“That’s a lot of money to be pulling out of the endowment,” Wadsworth said. “The survey came back and they put down their answer — why do you have to have the fireworks after we have our Princeton University reunions? The university puts on about $45,000 worth of fireworks for their reunions. So we looked at it and we said we would cut out the fireworks.”
The Spirit of Princeton coordinates other activities like the town’s Memorial Day Parade and Veterans’ Day ceremony.
“It was heartbreaking (to eliminate the fireworks) but I want to see this thing go on when I leave this planet,” Wadsworth said of the other activities.
Wadsworth said he began raising money for the fireworks two decades ago by putting coffee cans out in downtown stores that solicited donations.
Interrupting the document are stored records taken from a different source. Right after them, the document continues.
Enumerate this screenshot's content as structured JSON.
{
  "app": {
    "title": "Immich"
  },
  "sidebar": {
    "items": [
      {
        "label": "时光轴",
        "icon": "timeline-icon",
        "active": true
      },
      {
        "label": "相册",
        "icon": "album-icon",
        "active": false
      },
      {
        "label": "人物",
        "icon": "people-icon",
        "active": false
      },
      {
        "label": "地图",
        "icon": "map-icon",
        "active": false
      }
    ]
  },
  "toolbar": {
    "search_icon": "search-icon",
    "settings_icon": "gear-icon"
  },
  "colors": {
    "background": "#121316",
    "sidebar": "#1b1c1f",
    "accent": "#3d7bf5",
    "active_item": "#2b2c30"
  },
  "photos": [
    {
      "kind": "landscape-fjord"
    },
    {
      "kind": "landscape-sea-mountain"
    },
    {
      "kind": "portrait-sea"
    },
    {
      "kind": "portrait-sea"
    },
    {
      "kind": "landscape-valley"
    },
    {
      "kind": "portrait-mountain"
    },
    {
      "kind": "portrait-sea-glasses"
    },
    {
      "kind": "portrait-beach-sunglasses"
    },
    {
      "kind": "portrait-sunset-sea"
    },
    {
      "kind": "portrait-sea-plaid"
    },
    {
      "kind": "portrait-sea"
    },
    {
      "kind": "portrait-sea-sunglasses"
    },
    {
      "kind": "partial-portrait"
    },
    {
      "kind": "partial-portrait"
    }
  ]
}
“Herb Hobler came and said he would like to help out. He worked with us, raised a lot of money from his classmates at the University, and we went to Council and created a program where people could get bricks named on a walkway on Palmer Square,” he said.
The Spirit of Princeton raised about $300,000 and placed it in an endowment.
“It Wasn’t too long after that, that the recession came in,” he said. “We had money in the endowment but then everything went down. We thought we could live off of that interest and pull out a few pennies here and there. Well that didn’t come true.”
Wadsworth said the Spirit of Princeton is still looking to bring the endowment back up to where it was. Princeton University has donated $10,000.
Councilwoman Jo Butler asked why the Spirit of Princeton doesn’t seek out businesses and other sponsors to underwrite the fireworks.
“We can’t do that after telling the big donors from Princeton University that we won’t have them,” Wadsworth said. “Some of them are putting in big money.”
Butler questioned why sponsors can’t underwrite individual events.
“Why would big donors care if someone comes along and say they’ll pay for it?” Wadsworth said any money donated to the organization must go into the endowment and can’t be earmarked for a specific event.
“They can’t say they’ll give money just for the parade,” he said. “No one can underwrite a specific event.”